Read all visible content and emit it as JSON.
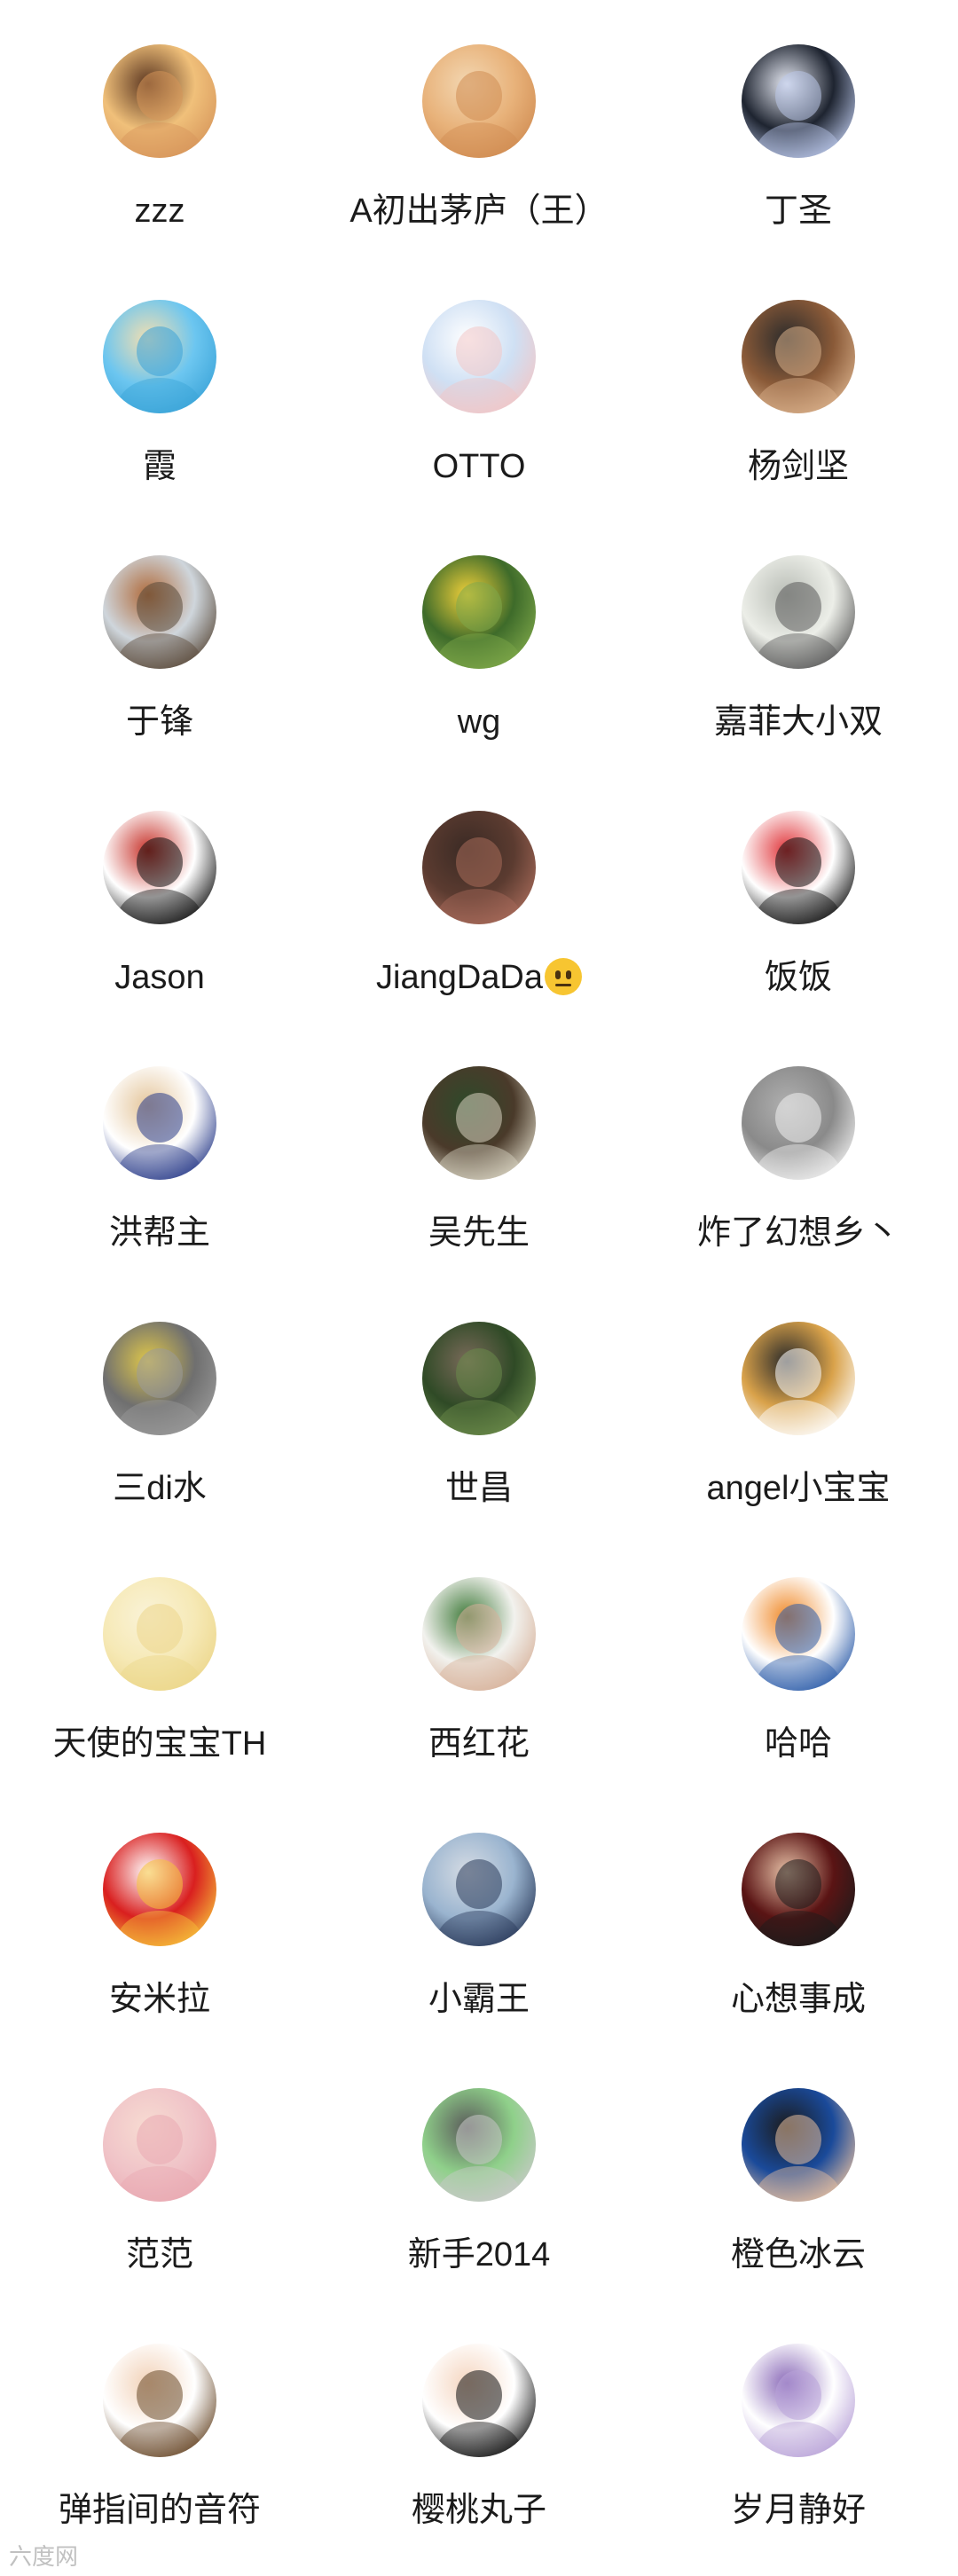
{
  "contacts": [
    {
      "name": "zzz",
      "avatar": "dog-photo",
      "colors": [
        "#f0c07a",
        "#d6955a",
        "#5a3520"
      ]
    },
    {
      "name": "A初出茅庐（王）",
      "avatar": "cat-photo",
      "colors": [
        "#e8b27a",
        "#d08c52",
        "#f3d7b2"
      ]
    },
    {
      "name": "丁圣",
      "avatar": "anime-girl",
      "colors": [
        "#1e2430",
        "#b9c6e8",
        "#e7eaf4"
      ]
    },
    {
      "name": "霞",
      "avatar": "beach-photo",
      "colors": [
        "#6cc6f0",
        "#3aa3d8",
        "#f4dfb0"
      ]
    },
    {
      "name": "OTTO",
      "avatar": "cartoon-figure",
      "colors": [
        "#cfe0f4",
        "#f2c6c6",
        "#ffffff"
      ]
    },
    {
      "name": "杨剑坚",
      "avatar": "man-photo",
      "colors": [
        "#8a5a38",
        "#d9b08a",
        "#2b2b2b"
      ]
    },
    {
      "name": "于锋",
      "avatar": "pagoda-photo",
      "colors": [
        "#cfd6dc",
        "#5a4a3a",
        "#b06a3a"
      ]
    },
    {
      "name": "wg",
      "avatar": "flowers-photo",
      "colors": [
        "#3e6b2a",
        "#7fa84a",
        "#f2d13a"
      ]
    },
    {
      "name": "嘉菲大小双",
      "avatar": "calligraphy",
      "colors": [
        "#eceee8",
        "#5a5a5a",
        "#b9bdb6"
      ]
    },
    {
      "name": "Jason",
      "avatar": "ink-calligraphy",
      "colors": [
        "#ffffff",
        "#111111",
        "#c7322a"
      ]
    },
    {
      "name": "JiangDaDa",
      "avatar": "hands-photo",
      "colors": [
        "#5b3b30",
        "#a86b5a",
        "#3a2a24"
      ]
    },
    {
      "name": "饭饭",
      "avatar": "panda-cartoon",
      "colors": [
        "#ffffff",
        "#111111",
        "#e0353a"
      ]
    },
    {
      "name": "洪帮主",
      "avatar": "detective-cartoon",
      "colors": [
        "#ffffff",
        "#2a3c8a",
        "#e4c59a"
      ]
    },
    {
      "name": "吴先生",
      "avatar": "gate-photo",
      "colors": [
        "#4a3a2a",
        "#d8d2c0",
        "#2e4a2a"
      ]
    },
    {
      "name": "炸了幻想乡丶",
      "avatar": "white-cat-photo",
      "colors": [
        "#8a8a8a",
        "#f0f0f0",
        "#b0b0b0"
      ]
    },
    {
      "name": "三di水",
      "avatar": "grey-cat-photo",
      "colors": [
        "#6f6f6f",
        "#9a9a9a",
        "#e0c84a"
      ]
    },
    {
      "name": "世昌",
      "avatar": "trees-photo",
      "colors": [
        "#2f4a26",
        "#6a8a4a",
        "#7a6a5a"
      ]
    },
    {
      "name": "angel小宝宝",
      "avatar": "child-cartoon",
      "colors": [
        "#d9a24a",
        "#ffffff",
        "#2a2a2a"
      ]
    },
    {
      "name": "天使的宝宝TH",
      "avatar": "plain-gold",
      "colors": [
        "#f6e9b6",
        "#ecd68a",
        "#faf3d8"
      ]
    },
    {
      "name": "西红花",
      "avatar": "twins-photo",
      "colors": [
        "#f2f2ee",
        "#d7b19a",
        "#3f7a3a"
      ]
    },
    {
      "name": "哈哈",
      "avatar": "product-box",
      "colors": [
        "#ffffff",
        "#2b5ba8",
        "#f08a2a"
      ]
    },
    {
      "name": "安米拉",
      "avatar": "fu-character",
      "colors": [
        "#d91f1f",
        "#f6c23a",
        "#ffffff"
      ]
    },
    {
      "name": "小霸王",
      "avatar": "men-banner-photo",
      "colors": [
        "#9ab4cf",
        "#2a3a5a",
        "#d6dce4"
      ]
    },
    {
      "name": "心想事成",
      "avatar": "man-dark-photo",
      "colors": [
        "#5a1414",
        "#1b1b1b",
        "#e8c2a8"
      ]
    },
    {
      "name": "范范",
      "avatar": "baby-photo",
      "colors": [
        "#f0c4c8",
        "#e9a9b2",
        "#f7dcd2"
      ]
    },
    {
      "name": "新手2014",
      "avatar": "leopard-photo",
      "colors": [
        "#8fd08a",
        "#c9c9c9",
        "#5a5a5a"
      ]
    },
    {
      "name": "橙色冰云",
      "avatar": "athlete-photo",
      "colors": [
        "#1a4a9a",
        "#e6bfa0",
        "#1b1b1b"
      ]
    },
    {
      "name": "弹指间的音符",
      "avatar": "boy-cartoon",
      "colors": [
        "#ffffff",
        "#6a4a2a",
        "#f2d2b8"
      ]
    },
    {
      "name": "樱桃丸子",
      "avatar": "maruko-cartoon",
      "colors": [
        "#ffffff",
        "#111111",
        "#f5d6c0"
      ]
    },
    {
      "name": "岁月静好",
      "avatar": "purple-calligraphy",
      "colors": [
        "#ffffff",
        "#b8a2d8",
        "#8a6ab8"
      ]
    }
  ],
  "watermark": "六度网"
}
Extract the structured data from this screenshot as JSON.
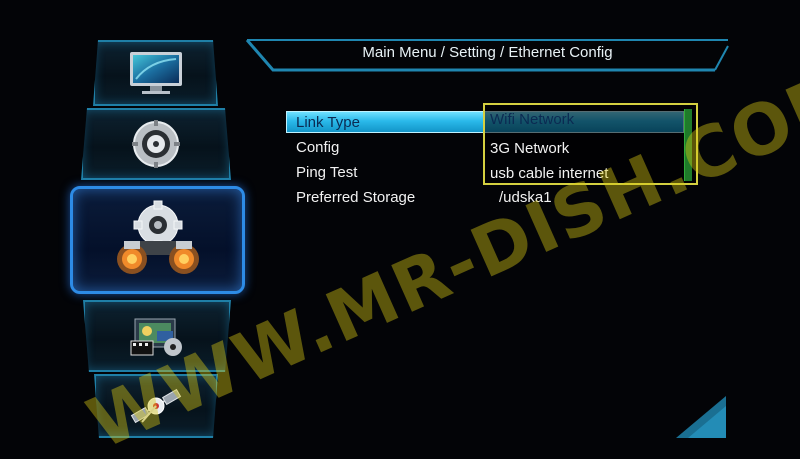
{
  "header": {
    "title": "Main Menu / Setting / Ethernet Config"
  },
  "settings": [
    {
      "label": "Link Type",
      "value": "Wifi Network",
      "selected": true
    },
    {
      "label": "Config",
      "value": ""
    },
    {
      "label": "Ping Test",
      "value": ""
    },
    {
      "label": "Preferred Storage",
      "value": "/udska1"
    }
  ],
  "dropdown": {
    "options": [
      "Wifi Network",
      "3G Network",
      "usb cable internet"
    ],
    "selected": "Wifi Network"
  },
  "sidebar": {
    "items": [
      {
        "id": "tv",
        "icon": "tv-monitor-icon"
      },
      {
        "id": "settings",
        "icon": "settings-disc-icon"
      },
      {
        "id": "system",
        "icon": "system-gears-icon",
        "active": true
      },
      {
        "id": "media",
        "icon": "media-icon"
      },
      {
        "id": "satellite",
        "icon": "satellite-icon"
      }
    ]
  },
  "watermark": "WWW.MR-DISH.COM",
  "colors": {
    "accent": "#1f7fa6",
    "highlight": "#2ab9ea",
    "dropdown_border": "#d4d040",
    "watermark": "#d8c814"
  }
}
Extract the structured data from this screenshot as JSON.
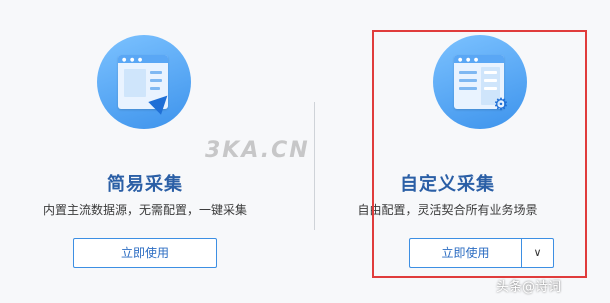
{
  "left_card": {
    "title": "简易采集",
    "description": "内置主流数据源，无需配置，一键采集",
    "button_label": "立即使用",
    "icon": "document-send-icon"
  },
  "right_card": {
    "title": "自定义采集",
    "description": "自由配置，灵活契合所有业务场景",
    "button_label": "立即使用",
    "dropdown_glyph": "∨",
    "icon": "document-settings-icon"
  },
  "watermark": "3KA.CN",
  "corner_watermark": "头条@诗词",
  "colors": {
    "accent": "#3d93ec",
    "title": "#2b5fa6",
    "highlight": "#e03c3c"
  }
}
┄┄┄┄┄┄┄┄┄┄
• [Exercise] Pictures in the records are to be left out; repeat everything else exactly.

• [Task result]
Read all visible content and emit it as JSON.
{
  "contacts": [
    {
      "name": "zzz",
      "avatar": "dog-photo",
      "colors": [
        "#f0c07a",
        "#d6955a",
        "#5a3520"
      ]
    },
    {
      "name": "A初出茅庐（王）",
      "avatar": "cat-photo",
      "colors": [
        "#e8b27a",
        "#d08c52",
        "#f3d7b2"
      ]
    },
    {
      "name": "丁圣",
      "avatar": "anime-girl",
      "colors": [
        "#1e2430",
        "#b9c6e8",
        "#e7eaf4"
      ]
    },
    {
      "name": "霞",
      "avatar": "beach-photo",
      "colors": [
        "#6cc6f0",
        "#3aa3d8",
        "#f4dfb0"
      ]
    },
    {
      "name": "OTTO",
      "avatar": "cartoon-figure",
      "colors": [
        "#cfe0f4",
        "#f2c6c6",
        "#ffffff"
      ]
    },
    {
      "name": "杨剑坚",
      "avatar": "man-photo",
      "colors": [
        "#8a5a38",
        "#d9b08a",
        "#2b2b2b"
      ]
    },
    {
      "name": "于锋",
      "avatar": "pagoda-photo",
      "colors": [
        "#cfd6dc",
        "#5a4a3a",
        "#b06a3a"
      ]
    },
    {
      "name": "wg",
      "avatar": "flowers-photo",
      "colors": [
        "#3e6b2a",
        "#7fa84a",
        "#f2d13a"
      ]
    },
    {
      "name": "嘉菲大小双",
      "avatar": "calligraphy",
      "colors": [
        "#eceee8",
        "#5a5a5a",
        "#b9bdb6"
      ]
    },
    {
      "name": "Jason",
      "avatar": "ink-calligraphy",
      "colors": [
        "#ffffff",
        "#111111",
        "#c7322a"
      ]
    },
    {
      "name": "JiangDaDa",
      "avatar": "hands-photo",
      "colors": [
        "#5b3b30",
        "#a86b5a",
        "#3a2a24"
      ]
    },
    {
      "name": "饭饭",
      "avatar": "panda-cartoon",
      "colors": [
        "#ffffff",
        "#111111",
        "#e0353a"
      ]
    },
    {
      "name": "洪帮主",
      "avatar": "detective-cartoon",
      "colors": [
        "#ffffff",
        "#2a3c8a",
        "#e4c59a"
      ]
    },
    {
      "name": "吴先生",
      "avatar": "gate-photo",
      "colors": [
        "#4a3a2a",
        "#d8d2c0",
        "#2e4a2a"
      ]
    },
    {
      "name": "炸了幻想乡丶",
      "avatar": "white-cat-photo",
      "colors": [
        "#8a8a8a",
        "#f0f0f0",
        "#b0b0b0"
      ]
    },
    {
      "name": "三di水",
      "avatar": "grey-cat-photo",
      "colors": [
        "#6f6f6f",
        "#9a9a9a",
        "#e0c84a"
      ]
    },
    {
      "name": "世昌",
      "avatar": "trees-photo",
      "colors": [
        "#2f4a26",
        "#6a8a4a",
        "#7a6a5a"
      ]
    },
    {
      "name": "angel小宝宝",
      "avatar": "child-cartoon",
      "colors": [
        "#d9a24a",
        "#ffffff",
        "#2a2a2a"
      ]
    },
    {
      "name": "天使的宝宝TH",
      "avatar": "plain-gold",
      "colors": [
        "#f6e9b6",
        "#ecd68a",
        "#faf3d8"
      ]
    },
    {
      "name": "西红花",
      "avatar": "twins-photo",
      "colors": [
        "#f2f2ee",
        "#d7b19a",
        "#3f7a3a"
      ]
    },
    {
      "name": "哈哈",
      "avatar": "product-box",
      "colors": [
        "#ffffff",
        "#2b5ba8",
        "#f08a2a"
      ]
    },
    {
      "name": "安米拉",
      "avatar": "fu-character",
      "colors": [
        "#d91f1f",
        "#f6c23a",
        "#ffffff"
      ]
    },
    {
      "name": "小霸王",
      "avatar": "men-banner-photo",
      "colors": [
        "#9ab4cf",
        "#2a3a5a",
        "#d6dce4"
      ]
    },
    {
      "name": "心想事成",
      "avatar": "man-dark-photo",
      "colors": [
        "#5a1414",
        "#1b1b1b",
        "#e8c2a8"
      ]
    },
    {
      "name": "范范",
      "avatar": "baby-photo",
      "colors": [
        "#f0c4c8",
        "#e9a9b2",
        "#f7dcd2"
      ]
    },
    {
      "name": "新手2014",
      "avatar": "leopard-photo",
      "colors": [
        "#8fd08a",
        "#c9c9c9",
        "#5a5a5a"
      ]
    },
    {
      "name": "橙色冰云",
      "avatar": "athlete-photo",
      "colors": [
        "#1a4a9a",
        "#e6bfa0",
        "#1b1b1b"
      ]
    },
    {
      "name": "弹指间的音符",
      "avatar": "boy-cartoon",
      "colors": [
        "#ffffff",
        "#6a4a2a",
        "#f2d2b8"
      ]
    },
    {
      "name": "樱桃丸子",
      "avatar": "maruko-cartoon",
      "colors": [
        "#ffffff",
        "#111111",
        "#f5d6c0"
      ]
    },
    {
      "name": "岁月静好",
      "avatar": "purple-calligraphy",
      "colors": [
        "#ffffff",
        "#b8a2d8",
        "#8a6ab8"
      ]
    }
  ],
  "watermark": "六度网"
}
Extract the structured data from this screenshot as JSON.
{
  "header": {
    "title": "Main Menu / Setting / Ethernet Config"
  },
  "settings": [
    {
      "label": "Link Type",
      "value": "Wifi Network",
      "selected": true
    },
    {
      "label": "Config",
      "value": ""
    },
    {
      "label": "Ping Test",
      "value": ""
    },
    {
      "label": "Preferred Storage",
      "value": "/udska1"
    }
  ],
  "dropdown": {
    "options": [
      "Wifi Network",
      "3G Network",
      "usb cable internet"
    ],
    "selected": "Wifi Network"
  },
  "sidebar": {
    "items": [
      {
        "id": "tv",
        "icon": "tv-monitor-icon"
      },
      {
        "id": "settings",
        "icon": "settings-disc-icon"
      },
      {
        "id": "system",
        "icon": "system-gears-icon",
        "active": true
      },
      {
        "id": "media",
        "icon": "media-icon"
      },
      {
        "id": "satellite",
        "icon": "satellite-icon"
      }
    ]
  },
  "watermark": "WWW.MR-DISH.COM",
  "colors": {
    "accent": "#1f7fa6",
    "highlight": "#2ab9ea",
    "dropdown_border": "#d4d040",
    "watermark": "#d8c814"
  }
}
Extract the structured data from this screenshot as JSON.
{
  "left_card": {
    "title": "简易采集",
    "description": "内置主流数据源，无需配置，一键采集",
    "button_label": "立即使用",
    "icon": "document-send-icon"
  },
  "right_card": {
    "title": "自定义采集",
    "description": "自由配置，灵活契合所有业务场景",
    "button_label": "立即使用",
    "dropdown_glyph": "∨",
    "icon": "document-settings-icon"
  },
  "watermark": "3KA.CN",
  "corner_watermark": "头条@诗词",
  "colors": {
    "accent": "#3d93ec",
    "title": "#2b5fa6",
    "highlight": "#e03c3c"
  }
}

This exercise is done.